#### PROBLEM TO SOLVE:
Could you restate all of the records below exactly, with the pictures left out?

#### DATASET RECORDS:
»»

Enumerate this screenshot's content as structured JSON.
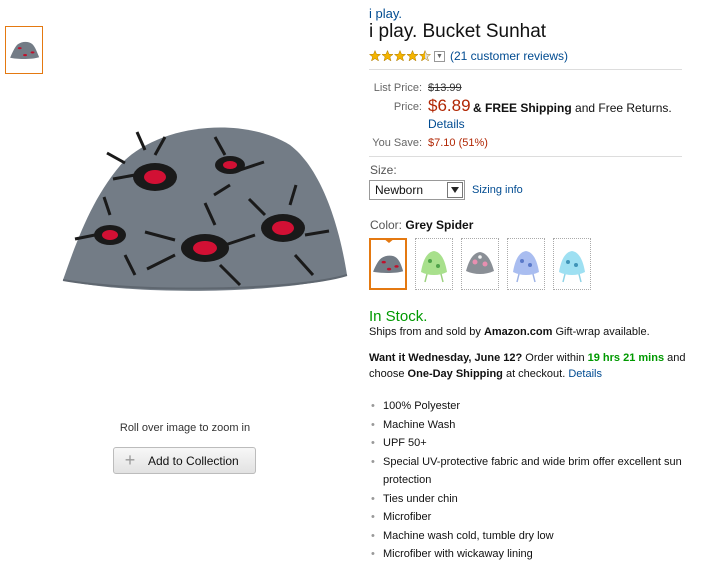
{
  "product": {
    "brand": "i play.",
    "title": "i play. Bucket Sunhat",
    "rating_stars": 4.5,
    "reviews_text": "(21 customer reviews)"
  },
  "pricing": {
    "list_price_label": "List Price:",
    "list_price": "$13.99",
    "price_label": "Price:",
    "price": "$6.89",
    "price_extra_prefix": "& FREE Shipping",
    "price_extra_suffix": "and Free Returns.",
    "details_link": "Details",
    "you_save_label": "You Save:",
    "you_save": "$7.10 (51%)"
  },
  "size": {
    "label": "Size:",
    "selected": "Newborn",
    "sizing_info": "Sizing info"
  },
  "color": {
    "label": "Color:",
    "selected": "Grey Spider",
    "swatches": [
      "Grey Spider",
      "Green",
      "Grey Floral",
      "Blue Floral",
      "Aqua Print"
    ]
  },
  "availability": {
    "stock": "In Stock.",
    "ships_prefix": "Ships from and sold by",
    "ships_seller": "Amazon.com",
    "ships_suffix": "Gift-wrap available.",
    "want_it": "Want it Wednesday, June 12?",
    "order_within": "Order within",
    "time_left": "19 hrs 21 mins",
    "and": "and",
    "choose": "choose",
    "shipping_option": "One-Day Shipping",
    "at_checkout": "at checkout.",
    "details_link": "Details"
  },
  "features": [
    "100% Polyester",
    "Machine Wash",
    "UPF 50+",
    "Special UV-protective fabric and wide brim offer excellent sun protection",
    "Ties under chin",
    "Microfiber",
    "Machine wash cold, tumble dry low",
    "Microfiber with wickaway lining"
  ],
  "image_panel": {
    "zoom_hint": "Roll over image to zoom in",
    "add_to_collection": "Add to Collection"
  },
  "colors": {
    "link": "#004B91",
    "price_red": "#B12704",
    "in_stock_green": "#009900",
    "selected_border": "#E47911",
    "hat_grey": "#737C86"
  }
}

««

#### RESPONSE BELOW:
Enumerate this screenshot's content as structured JSON.
{
  "product": {
    "brand": "i play.",
    "title": "i play. Bucket Sunhat",
    "rating_stars": 4.5,
    "reviews_text": "(21 customer reviews)"
  },
  "pricing": {
    "list_price_label": "List Price:",
    "list_price": "$13.99",
    "price_label": "Price:",
    "price": "$6.89",
    "price_extra_prefix": "& FREE Shipping",
    "price_extra_suffix": "and Free Returns.",
    "details_link": "Details",
    "you_save_label": "You Save:",
    "you_save": "$7.10 (51%)"
  },
  "size": {
    "label": "Size:",
    "selected": "Newborn",
    "sizing_info": "Sizing info"
  },
  "color": {
    "label": "Color:",
    "selected": "Grey Spider",
    "swatches": [
      "Grey Spider",
      "Green",
      "Grey Floral",
      "Blue Floral",
      "Aqua Print"
    ]
  },
  "availability": {
    "stock": "In Stock.",
    "ships_prefix": "Ships from and sold by",
    "ships_seller": "Amazon.com",
    "ships_suffix": "Gift-wrap available.",
    "want_it": "Want it Wednesday, June 12?",
    "order_within": "Order within",
    "time_left": "19 hrs 21 mins",
    "and": "and",
    "choose": "choose",
    "shipping_option": "One-Day Shipping",
    "at_checkout": "at checkout.",
    "details_link": "Details"
  },
  "features": [
    "100% Polyester",
    "Machine Wash",
    "UPF 50+",
    "Special UV-protective fabric and wide brim offer excellent sun protection",
    "Ties under chin",
    "Microfiber",
    "Machine wash cold, tumble dry low",
    "Microfiber with wickaway lining"
  ],
  "image_panel": {
    "zoom_hint": "Roll over image to zoom in",
    "add_to_collection": "Add to Collection"
  },
  "colors": {
    "link": "#004B91",
    "price_red": "#B12704",
    "in_stock_green": "#009900",
    "selected_border": "#E47911",
    "hat_grey": "#737C86"
  }
}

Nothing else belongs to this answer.